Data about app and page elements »
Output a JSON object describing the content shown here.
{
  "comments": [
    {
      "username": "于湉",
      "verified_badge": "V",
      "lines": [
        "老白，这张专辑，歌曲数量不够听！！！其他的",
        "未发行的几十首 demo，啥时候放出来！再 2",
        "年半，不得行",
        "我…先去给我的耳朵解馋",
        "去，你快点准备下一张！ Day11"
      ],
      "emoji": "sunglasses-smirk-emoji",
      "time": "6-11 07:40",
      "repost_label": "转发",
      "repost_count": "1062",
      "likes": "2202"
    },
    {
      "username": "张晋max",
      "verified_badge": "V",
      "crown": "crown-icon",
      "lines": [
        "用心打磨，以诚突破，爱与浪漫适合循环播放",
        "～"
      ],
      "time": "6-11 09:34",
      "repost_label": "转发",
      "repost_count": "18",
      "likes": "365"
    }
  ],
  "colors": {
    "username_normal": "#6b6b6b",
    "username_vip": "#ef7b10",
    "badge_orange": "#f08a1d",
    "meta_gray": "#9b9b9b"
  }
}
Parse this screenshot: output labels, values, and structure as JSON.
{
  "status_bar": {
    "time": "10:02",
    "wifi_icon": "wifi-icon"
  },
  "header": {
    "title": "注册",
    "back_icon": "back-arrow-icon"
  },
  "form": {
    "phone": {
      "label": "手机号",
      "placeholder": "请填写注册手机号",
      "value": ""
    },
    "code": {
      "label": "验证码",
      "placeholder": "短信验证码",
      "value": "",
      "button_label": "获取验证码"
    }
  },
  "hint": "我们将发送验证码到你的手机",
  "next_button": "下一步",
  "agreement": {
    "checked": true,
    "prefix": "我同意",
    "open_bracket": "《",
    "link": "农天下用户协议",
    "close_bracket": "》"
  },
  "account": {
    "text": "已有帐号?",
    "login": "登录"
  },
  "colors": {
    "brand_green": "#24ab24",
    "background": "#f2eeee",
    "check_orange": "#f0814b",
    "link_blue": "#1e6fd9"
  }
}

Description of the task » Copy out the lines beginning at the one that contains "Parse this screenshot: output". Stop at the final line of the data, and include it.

Task solution »
Parse this screenshot: output labels, values, and structure as JSON.
{
  "status_bar": {
    "time": "10:02",
    "wifi_icon": "wifi-icon"
  },
  "header": {
    "title": "注册",
    "back_icon": "back-arrow-icon"
  },
  "form": {
    "phone": {
      "label": "手机号",
      "placeholder": "请填写注册手机号",
      "value": ""
    },
    "code": {
      "label": "验证码",
      "placeholder": "短信验证码",
      "value": "",
      "button_label": "获取验证码"
    }
  },
  "hint": "我们将发送验证码到你的手机",
  "next_button": "下一步",
  "agreement": {
    "checked": true,
    "prefix": "我同意",
    "open_bracket": "《",
    "link": "农天下用户协议",
    "close_bracket": "》"
  },
  "account": {
    "text": "已有帐号?",
    "login": "登录"
  },
  "colors": {
    "brand_green": "#24ab24",
    "background": "#f2eeee",
    "check_orange": "#f0814b",
    "link_blue": "#1e6fd9"
  }
}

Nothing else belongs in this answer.